Having a large number of protected areas, Scotland harbours unique flora and fauna. Natural Museums Scotland and NatureScot recently partnered with the DToL for a series of field trips to collect insects and other invertebrates for sequencing in several National Nature Reserves in Scotland, including Beinn Eighe, established in 1951 to protect Caledonian pine forest.
In order to get a complete genome, tissue samples must be frozen in liquid nitrogen as soon as possible, therefore samples have to be processed in an improvised lab immediately after collecting. Specimens collected in malaise traps are sorted into individual wells and DNA is extracted without damaging the specimen itself.
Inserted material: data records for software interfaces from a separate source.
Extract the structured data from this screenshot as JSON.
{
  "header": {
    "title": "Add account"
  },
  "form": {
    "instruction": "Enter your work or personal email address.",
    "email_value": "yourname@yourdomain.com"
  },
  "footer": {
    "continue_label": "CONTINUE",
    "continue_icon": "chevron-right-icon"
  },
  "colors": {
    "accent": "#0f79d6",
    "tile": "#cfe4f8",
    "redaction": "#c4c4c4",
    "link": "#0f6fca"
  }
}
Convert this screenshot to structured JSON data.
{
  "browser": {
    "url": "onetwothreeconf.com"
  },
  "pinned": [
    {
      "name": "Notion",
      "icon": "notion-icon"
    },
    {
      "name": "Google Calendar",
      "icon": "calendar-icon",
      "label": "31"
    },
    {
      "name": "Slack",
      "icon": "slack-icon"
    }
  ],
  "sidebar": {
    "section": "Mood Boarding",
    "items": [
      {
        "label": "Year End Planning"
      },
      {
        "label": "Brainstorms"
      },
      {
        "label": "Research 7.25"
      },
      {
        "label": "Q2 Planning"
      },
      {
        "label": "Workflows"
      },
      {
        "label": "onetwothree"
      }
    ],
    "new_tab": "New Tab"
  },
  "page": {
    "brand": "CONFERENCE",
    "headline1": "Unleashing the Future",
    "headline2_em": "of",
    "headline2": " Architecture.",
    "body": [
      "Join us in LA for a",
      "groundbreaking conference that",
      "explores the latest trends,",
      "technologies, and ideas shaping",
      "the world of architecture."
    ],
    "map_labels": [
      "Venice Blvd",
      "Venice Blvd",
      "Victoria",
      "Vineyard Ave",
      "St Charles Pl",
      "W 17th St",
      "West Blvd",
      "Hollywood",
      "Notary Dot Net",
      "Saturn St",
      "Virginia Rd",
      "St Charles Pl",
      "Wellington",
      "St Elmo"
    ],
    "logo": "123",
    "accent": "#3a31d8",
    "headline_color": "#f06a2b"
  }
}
Thus, experts could identify insects, and DNA could be used to extract a short sequence of COI gene, which is unique for every species (so-called barcode).
These barcodes could be matched with complete genomes of unidentified DToL species so we would know their scientific names.
After processing, DNA extraction, and sequencing, all voucher specimens collected in Scotland will be transferred to NMS to be kept in permanent collection, as an invaluable resource documenting our biodiversity. Unique areas like Beinn Eighe may become long-term genomic observatories helping us to understand these ecosystems and to protect nature.